|Synonym(s): marsh dewflower, aneilima, Asian spiderwort, wartremoving herb, marsh dayflower|
|Native Range: Temp. & trop. Asia (GRIN);|
Marsh dewflower (wart-removing-herb) is an annual, emergent plant that invades wetlands in the southeastern and northwestern United States. Plant stems are succulent, form roots at the nodes, and grow prostrate along the ground. Stems are 12-30 in. (30.5-76.2 cm) long. Leaves are alternate, lance-shaped, and up to 3 in. (7.6 cm) long. In September to November small, pink, 3-petaled flowers occur singly or in small clusters at the apex of the stems and in the leaf axils. Marsh dewflower invades water edges and marshes and often grows immersed. It forms dense mats that out-compete native vegetation. Marsh dewflower is native to eastern Asia and was accidentally introduced into the United States, in South Carolina, around 1935.
|Identification, Biology, Control and Management Resources|
|Selected Images from Invasive.org||View All Images at Invasive.org|
This map is incomplete and is based only on current site and county level reports made by experts and records obtained from USDA Plants Database. For more information, visit www.eddmaps.org
State(s) Where Reported invasive.
Based on state level agency and organization lists of invasive plants from WeedUS database.

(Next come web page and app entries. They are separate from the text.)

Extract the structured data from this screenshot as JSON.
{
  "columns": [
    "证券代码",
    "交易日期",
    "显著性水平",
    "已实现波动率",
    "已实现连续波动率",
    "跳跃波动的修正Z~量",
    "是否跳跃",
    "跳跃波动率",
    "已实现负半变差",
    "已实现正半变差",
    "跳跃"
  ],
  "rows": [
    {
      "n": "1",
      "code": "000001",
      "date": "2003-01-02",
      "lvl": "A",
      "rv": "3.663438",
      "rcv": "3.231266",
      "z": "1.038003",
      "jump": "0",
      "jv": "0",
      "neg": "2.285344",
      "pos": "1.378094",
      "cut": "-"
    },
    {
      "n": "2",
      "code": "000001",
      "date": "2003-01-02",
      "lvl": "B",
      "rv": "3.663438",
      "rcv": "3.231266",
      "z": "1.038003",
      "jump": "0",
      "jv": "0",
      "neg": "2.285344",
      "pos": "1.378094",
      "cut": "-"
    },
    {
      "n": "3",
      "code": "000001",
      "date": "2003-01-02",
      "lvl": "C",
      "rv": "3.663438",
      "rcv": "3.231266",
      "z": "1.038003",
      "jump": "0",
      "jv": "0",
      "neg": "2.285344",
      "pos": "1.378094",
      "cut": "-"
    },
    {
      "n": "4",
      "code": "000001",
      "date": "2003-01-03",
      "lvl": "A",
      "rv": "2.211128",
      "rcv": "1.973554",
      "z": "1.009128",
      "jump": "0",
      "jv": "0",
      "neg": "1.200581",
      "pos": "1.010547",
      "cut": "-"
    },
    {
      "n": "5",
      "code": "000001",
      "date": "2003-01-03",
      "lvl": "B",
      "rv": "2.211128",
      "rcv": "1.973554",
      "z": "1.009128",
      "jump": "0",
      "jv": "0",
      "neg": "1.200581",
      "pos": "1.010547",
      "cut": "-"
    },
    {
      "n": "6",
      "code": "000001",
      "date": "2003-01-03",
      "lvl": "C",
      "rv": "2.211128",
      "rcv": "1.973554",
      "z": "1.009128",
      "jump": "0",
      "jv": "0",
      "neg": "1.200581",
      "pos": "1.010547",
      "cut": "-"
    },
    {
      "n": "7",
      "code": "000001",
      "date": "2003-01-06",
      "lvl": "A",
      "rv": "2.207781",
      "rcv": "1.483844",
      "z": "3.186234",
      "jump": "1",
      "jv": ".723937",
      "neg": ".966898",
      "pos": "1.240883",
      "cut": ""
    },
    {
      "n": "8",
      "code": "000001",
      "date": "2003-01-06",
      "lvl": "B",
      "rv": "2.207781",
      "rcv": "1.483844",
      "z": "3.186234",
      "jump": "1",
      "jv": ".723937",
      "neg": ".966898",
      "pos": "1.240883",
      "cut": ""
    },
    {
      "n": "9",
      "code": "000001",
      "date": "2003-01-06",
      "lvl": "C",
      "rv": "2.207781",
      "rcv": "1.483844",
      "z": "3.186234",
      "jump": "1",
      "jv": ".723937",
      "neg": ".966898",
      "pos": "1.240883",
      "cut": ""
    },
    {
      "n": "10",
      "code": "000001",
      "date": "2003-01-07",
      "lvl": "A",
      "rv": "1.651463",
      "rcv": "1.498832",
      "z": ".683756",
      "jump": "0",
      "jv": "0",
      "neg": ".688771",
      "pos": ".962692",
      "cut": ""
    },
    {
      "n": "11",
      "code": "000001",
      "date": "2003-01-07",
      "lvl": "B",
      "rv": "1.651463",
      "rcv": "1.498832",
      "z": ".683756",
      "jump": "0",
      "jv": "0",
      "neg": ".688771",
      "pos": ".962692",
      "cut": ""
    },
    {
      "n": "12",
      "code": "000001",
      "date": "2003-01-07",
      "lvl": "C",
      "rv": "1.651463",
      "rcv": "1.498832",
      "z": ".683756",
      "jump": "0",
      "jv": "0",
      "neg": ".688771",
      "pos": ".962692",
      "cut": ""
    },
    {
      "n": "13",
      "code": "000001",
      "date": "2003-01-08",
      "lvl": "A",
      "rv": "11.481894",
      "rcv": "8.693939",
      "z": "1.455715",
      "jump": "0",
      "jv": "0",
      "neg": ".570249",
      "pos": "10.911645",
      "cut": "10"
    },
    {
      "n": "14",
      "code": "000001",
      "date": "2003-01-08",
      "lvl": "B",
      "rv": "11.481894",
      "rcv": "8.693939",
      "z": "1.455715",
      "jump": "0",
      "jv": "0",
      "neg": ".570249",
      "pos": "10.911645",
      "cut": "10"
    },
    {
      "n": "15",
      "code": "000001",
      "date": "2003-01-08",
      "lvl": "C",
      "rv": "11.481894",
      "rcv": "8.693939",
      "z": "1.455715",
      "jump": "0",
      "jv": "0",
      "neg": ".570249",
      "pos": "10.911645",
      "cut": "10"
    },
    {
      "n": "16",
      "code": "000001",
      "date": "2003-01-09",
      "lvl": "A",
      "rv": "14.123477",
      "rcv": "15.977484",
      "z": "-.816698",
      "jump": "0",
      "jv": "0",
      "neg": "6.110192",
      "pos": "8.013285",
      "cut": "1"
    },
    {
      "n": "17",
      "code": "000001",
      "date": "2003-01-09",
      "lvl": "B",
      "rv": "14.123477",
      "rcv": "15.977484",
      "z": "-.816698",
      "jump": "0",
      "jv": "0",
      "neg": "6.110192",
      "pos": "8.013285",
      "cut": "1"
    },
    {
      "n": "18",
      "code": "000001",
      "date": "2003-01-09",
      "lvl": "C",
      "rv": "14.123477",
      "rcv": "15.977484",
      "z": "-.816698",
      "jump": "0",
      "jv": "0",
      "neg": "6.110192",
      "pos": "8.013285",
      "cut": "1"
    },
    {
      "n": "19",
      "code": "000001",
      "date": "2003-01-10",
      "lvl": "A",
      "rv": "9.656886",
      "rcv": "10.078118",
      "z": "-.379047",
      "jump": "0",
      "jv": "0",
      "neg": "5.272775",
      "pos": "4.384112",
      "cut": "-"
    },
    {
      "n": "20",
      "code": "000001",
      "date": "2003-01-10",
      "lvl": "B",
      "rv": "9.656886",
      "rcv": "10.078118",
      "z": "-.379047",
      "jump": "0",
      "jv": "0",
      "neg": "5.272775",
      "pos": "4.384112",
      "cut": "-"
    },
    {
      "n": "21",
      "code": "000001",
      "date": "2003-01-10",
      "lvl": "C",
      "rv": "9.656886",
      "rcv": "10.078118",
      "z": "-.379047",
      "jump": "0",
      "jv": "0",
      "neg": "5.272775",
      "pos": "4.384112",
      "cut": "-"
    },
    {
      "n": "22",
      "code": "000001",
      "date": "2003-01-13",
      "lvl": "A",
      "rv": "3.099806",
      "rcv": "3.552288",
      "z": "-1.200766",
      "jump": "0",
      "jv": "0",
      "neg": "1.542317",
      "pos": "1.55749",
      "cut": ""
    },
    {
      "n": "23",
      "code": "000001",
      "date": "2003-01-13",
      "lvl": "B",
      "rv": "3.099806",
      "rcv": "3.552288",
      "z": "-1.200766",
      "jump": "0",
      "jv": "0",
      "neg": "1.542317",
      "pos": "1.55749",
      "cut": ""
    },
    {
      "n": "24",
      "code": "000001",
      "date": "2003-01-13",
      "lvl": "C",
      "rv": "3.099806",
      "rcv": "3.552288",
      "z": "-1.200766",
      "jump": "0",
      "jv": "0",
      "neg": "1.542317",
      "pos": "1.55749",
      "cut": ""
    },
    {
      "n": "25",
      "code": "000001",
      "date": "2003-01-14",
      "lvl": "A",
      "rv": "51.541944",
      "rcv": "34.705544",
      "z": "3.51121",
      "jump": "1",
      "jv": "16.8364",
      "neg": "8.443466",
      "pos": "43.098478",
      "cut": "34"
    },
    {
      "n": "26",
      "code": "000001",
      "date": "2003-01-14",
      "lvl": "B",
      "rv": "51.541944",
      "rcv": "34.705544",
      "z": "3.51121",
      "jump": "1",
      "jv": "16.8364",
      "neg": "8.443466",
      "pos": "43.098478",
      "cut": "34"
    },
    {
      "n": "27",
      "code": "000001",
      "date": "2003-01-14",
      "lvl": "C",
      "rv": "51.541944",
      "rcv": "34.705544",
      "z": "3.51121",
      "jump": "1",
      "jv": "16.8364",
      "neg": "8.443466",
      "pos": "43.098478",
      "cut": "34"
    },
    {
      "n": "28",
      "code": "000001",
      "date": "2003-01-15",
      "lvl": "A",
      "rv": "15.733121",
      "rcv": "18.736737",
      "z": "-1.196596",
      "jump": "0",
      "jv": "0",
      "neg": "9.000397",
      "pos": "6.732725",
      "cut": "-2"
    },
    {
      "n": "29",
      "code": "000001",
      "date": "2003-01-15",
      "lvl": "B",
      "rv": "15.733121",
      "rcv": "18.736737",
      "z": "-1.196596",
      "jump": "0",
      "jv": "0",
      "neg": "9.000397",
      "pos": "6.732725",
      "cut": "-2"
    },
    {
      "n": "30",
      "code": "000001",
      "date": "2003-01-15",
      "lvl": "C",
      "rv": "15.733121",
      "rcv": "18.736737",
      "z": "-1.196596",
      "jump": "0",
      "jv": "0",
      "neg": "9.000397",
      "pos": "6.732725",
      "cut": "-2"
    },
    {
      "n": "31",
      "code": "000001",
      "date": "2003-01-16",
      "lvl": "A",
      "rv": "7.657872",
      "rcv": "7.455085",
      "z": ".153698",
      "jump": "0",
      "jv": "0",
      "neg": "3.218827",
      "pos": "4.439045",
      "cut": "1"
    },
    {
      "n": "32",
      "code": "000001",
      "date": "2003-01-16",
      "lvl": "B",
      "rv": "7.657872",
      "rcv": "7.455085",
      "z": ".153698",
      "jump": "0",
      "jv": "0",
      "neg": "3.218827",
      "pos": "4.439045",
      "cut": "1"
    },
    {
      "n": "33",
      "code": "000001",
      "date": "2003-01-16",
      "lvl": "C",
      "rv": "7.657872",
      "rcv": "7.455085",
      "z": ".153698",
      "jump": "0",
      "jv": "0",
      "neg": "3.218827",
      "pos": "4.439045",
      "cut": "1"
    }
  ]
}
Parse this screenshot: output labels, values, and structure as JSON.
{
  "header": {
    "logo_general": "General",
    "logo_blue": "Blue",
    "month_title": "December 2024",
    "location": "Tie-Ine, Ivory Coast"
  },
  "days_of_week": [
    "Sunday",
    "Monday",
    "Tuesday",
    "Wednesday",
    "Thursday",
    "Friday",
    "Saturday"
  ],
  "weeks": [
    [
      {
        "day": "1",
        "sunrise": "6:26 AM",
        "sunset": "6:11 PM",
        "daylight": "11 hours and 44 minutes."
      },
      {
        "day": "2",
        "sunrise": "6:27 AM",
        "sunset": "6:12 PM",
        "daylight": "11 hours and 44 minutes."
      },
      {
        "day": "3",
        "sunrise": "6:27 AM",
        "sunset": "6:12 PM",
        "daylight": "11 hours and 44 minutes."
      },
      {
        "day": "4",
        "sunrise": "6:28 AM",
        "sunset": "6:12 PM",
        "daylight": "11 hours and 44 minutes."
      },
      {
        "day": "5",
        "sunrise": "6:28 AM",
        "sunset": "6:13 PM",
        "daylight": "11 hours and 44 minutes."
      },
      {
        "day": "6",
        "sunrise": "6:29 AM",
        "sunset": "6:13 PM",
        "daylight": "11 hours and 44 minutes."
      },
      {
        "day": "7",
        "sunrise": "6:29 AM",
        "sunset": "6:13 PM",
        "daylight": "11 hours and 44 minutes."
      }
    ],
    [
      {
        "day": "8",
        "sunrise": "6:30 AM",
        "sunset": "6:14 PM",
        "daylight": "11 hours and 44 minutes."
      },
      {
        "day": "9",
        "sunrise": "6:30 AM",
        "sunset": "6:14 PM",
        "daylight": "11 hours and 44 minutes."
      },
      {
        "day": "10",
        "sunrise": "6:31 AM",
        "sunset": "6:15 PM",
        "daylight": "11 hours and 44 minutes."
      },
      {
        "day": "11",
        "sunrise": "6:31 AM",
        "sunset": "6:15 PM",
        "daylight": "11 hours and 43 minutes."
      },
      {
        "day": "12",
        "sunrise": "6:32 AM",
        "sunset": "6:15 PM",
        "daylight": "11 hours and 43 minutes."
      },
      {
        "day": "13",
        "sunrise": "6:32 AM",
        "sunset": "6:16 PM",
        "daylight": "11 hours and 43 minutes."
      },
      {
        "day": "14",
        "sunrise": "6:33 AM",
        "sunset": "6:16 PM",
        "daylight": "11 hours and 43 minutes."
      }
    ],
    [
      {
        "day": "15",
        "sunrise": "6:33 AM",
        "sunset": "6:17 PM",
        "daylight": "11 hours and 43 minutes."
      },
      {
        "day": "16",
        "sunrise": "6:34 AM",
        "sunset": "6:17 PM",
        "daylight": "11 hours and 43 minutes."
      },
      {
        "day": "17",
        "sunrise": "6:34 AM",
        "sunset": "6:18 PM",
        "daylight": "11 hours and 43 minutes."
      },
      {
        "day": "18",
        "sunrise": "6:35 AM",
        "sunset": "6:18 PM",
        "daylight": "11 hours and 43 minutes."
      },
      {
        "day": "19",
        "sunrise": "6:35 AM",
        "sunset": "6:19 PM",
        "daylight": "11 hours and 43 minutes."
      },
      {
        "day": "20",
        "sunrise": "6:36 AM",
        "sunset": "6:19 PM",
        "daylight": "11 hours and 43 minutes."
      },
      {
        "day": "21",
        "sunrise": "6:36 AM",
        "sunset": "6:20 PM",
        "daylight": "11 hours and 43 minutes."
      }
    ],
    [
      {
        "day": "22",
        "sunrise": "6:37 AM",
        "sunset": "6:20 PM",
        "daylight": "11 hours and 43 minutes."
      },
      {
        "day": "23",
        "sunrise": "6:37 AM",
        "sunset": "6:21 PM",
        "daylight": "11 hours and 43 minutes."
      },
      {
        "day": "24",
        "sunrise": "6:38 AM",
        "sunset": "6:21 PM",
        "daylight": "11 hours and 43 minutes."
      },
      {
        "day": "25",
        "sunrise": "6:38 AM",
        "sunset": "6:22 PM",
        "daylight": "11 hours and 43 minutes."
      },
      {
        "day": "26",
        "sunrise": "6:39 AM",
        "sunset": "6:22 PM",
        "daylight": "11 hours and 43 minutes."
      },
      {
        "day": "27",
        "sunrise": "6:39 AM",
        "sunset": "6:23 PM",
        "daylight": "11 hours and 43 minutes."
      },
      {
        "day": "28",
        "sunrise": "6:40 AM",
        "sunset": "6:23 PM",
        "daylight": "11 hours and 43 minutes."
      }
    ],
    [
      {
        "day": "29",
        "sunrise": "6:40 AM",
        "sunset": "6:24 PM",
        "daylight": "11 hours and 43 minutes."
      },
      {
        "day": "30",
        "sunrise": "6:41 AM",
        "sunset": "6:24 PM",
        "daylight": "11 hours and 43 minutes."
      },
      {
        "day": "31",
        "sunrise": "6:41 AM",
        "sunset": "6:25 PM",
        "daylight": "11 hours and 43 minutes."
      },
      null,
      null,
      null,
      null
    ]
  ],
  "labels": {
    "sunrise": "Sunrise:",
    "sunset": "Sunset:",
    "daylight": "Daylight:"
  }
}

|U.S. National Parks where reported invasive:|
|Colonial National Historical Park (Virginia)|